**Your goal**
Count every line in the data that contains the word "Invoice", then report that number alone.
──────── Data supplied
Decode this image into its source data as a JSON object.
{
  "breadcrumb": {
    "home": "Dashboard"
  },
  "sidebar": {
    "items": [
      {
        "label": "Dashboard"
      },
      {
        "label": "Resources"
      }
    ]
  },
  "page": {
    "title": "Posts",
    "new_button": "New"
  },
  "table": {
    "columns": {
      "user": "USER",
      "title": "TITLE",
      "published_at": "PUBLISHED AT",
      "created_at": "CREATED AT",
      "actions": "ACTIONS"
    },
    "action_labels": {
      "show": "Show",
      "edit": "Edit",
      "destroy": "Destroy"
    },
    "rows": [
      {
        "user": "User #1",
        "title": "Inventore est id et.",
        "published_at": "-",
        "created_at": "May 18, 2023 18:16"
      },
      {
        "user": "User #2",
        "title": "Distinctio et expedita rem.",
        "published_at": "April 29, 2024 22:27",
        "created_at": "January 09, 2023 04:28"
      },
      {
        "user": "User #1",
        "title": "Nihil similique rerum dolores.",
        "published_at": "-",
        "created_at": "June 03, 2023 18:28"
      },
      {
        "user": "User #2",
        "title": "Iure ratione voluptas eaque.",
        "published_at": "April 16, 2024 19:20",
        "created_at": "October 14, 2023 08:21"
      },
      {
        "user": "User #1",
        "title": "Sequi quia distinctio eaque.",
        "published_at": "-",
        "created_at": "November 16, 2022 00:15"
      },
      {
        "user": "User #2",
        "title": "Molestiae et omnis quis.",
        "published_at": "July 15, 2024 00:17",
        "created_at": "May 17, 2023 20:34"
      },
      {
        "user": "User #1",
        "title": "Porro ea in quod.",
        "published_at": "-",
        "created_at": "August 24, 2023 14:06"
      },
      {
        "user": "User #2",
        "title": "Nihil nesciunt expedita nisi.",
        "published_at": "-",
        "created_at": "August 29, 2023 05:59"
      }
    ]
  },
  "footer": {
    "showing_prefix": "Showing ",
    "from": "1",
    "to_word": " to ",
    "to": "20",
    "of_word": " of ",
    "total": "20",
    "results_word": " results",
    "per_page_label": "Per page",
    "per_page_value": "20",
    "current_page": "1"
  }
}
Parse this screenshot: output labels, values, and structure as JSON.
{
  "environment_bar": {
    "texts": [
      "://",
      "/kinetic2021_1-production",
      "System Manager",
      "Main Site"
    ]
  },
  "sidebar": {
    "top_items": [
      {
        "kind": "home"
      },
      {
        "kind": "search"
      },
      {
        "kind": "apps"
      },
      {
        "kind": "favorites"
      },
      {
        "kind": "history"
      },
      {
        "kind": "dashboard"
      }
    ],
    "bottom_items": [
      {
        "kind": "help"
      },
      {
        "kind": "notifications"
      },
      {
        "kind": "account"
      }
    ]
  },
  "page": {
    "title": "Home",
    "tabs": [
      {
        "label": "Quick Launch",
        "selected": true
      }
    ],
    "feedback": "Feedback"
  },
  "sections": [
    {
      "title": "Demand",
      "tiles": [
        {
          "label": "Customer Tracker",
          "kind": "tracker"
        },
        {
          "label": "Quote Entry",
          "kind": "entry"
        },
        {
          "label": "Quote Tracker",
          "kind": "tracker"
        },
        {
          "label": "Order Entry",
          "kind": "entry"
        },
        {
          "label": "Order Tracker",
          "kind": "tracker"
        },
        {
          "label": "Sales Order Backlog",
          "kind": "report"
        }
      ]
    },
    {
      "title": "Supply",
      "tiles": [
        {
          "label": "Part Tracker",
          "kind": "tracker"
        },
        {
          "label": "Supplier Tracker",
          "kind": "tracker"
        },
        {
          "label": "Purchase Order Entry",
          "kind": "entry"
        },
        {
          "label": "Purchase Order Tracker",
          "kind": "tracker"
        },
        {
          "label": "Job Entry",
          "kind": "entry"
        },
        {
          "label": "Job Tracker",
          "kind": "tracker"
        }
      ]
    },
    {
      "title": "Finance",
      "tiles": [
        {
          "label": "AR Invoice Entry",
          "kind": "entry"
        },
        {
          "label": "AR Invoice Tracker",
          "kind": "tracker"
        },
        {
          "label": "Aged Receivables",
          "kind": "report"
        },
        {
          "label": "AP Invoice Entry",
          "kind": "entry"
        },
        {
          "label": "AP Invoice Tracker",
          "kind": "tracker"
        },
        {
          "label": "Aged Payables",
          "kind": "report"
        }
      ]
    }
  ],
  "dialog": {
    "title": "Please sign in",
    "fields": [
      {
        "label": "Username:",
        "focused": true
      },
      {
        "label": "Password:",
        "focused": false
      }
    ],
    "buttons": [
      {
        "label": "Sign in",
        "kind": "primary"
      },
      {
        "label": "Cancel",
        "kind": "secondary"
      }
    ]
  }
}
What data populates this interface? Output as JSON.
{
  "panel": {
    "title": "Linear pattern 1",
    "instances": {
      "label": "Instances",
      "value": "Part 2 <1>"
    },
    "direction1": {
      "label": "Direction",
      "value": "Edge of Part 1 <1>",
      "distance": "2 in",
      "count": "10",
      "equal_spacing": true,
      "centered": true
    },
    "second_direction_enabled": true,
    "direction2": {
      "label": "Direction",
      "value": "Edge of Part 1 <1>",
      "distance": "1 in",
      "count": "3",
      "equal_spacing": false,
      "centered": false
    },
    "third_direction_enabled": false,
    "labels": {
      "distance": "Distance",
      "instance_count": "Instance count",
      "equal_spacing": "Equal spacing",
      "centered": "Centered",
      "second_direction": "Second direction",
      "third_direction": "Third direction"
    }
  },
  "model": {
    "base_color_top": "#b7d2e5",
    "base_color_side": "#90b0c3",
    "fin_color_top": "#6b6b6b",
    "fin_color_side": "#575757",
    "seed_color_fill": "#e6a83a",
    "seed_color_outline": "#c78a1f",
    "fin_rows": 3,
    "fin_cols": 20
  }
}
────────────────
**Solved exercise**
4